In machine learning, Feature Selection is the process of choosing features that are most useful for your prediction. Although it sounds simple it is one of the most complex problems in the work of creating a new machine learning model.
In this post, I will share with you some of the approaches that were researched during the last project I led at Fiverr.
You will get some ideas on the basic method I tried and also the more complex approach, which got the best results — removing over 60% of the features, while maintaining accuracy and achieving more stability for our model. I’ll also be sharing our improvement to this algorithm.
Why is it SO IMPORTANT to do Feature Selection?
If you build a machine learning model, you know how hard it is to identify which features are important and which are just noise.
Removing the noisy features will help with memory, computational cost and the accuracy of your model.
Also, by removing features you will help avoid the overfitting of your model.
Sometimes, you have a feature that makes business sense, but it doesn’t mean that this feature will help you with your prediction.
You need to remember that features can be useful in one algorithm (say, a decision tree), and may go underrepresented in another (like a regression model) — not all features are born alike :)
Irrelevant or partially relevant features can negatively impact model performance. Feature Selection and Data Cleaning should be the first and most important step in designing your model.
Feature Selection Methods:
Although there are a lot of techniques for Feature Selection, like backward elimination, lasso regression. In this post, I will share 3 methods that I have found to be most useful to do better Feature Selection, each method has its own advantages.
“All But X”
The name “All But X” was given to this technique at Fiverr. This technique is simple, but useful.
- You run your train and evaluation in iterations
- In each iteration, you remove a single feature.
If you have a large number of features, you can remove a “family” of features — we, at Fiverr, usually aggregate features in different times, 30 days clicks, 60 days clicks, etc. This is a family of features.
- Check your evaluation metrics against the baseline.
The goal of this technique is to see which of the family of features don’t affect the evaluation, or if even removing it improves the evaluation.
The problem with this method is that by removing one feature at a time, you don’t get the effect of features on each other (non-linear effect). Maybe the combination of feature X and feature Y is making the noise, and not only feature X.
Feature Importance + Random Features
Another approach we tried, is using the feature importance that most of the machine learning model APIs have.
What we did, is not just taking the top N feature from the feature importance. We added 3 random features to our data:
- Binary random feature ( 0 or 1)
- Uniform between 0 to 1 random feature
- Integer random feature
After the feature important list, we only took the feature that was higher than the random features.
It is important to take different distributions of random features, as each distribution can have a different effect.
In trees, the model “prefers” continuous features (because of the splits), so those features will be located higher up in the hierarchy. That’s why you need to compare each feature to its equally distributed random feature.

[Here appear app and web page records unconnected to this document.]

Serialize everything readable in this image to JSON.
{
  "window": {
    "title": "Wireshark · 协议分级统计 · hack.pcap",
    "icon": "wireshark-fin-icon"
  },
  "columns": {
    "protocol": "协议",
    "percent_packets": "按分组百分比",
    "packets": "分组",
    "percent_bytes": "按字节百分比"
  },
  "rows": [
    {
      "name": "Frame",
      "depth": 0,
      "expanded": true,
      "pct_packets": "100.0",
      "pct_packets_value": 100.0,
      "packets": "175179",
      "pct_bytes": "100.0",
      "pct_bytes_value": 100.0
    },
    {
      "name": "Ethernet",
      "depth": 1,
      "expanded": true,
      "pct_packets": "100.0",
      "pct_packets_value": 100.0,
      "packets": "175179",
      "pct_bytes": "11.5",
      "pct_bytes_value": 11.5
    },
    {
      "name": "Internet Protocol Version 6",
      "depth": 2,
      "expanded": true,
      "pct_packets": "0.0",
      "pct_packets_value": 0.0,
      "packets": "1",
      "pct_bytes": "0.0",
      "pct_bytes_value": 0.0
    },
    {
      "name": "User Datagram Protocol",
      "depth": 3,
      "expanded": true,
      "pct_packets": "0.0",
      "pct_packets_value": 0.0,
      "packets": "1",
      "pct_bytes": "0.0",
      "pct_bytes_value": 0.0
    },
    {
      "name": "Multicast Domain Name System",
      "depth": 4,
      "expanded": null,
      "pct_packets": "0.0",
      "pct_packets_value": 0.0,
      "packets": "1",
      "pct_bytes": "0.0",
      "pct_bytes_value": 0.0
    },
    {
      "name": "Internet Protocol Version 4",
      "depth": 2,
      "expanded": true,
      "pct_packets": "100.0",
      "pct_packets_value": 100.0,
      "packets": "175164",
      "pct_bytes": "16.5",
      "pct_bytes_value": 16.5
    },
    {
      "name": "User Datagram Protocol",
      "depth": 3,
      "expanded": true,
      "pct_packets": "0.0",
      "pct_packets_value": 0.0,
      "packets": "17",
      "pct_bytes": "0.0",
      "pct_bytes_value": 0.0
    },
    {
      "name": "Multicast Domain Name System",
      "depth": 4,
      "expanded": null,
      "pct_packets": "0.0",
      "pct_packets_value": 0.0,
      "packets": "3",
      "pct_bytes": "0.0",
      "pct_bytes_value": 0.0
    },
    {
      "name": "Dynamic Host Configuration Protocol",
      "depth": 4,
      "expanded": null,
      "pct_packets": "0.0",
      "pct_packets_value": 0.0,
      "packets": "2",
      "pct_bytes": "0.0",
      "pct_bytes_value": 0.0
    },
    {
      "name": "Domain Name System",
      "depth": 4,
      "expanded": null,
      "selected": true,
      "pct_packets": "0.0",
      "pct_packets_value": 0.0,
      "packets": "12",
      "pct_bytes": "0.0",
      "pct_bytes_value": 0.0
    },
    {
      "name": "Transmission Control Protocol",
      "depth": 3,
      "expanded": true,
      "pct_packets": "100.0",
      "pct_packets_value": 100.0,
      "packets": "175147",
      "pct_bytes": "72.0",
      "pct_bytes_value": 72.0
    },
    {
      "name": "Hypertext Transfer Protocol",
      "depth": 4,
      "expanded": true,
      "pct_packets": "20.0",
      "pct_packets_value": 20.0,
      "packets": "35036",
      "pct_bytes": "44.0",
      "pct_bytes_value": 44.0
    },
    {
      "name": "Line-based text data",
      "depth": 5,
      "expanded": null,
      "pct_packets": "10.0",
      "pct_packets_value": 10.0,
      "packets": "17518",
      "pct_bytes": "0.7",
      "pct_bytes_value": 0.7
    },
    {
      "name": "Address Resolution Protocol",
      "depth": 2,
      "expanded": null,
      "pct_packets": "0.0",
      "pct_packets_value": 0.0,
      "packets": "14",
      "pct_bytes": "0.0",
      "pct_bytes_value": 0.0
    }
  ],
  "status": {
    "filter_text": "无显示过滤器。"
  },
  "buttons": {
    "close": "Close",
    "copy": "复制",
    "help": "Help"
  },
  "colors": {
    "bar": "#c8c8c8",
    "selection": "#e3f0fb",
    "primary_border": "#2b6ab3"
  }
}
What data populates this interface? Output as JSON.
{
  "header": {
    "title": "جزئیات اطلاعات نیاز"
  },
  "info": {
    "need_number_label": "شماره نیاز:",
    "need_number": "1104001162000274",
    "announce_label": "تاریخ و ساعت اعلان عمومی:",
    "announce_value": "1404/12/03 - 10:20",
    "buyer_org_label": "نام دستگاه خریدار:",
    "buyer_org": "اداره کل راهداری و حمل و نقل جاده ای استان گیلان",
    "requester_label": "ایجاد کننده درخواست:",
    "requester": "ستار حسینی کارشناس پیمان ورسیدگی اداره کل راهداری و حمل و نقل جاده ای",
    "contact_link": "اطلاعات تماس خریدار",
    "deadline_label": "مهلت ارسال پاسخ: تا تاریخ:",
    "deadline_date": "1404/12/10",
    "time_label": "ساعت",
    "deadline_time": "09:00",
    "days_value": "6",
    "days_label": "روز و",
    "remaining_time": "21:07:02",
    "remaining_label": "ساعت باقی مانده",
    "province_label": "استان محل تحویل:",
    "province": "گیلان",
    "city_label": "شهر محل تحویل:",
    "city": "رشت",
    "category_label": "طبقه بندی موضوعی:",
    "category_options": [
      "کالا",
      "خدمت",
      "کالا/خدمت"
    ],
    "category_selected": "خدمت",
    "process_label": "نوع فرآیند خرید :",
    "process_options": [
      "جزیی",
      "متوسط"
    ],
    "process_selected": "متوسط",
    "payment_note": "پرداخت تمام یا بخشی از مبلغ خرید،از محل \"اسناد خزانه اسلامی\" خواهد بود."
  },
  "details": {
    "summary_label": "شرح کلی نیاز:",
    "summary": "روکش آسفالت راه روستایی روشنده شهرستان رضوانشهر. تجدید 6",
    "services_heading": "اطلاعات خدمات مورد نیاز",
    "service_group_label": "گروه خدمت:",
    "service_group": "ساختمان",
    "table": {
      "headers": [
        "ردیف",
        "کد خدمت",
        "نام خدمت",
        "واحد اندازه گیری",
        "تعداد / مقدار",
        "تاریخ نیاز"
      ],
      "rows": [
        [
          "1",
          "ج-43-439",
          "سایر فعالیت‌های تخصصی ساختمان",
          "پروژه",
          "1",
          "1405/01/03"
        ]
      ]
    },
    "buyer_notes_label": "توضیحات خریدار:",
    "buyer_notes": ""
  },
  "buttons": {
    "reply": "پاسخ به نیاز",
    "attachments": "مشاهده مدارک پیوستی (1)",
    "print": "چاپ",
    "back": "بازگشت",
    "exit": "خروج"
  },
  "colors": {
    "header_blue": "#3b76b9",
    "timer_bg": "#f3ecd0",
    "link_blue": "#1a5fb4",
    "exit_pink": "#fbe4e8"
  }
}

Boruta is a feature ranking and selection algorithm that was developed at the University of Warsaw. This algorithm is based on random forests, but can be used on XGBoost and different tree algorithms as well.
At Fiverr, I used this algorithm with some improvements to XGBoost ranking and classifier models that I will elaborate on briefly.
This algorithm is a kind of combination of both approaches I mentioned above.
- Creating a “shadow” feature for each feature on our dataset, with the same feature values but only shuffled between the rows
- Run in a loop, until one of the stopping conditions:
2.1. We are not removing any more features
2.2. We removed enough features — we can say we want to remove 60% of our features
2.3. We ran N iterations — we limit the number of iterations to not get stuck in an infinite loop
- Run X iterations — we used 5, to remove the randomness of the mode
3.1. Train the model with the regular features and the shadow features
3.2. Save the average feature importance score for each feature
3.3 Remove all the features that are lower than their shadow feature
Here is the best part of this post, our improvement to the Boruta.
We ran the Boruta with a “short version” of our original model. By taking a sample of data and a smaller number of trees (we used XGBoost), we improved the runtime of the original Boruta, without reducing the accuracy.
Another improvement, we ran the algorithm using the random features mentioned before. This is a good sanity or stopping condition, to see that we have removed all the random features from our dataset.
With the improvement, we didn’t see any change in model accuracy, but we saw improvement in runtime. By removing, we were able to shift from 200+ features to less than 70. We saw the stability of the model on the number of trees and in different periods of training.
We also saw an improvement in the distance between the loss of the training and the validation set.
The advantage of the improvement and the Boruta, is that you are running your model. In that case, the problematic features, which were found, are problematic to your model and not a different algorithm.
In this post, you saw 3 different techniques of how to do Feature Selection to your datasets and how to build an effective predictive model. You saw our implementation of Boruta, the improvements in runtime and adding random features to help with sanity checks.
With these improvements, our model was able to run much faster, with more stability and maintained level of accuracy, with only 35% of the original features.
Choose the technique that suits you best. Remember, Feature Selection can help improve accuracy, stability, and runtime, and avoid overfitting. More importantly, the debugging and explainability are easier with fewer features.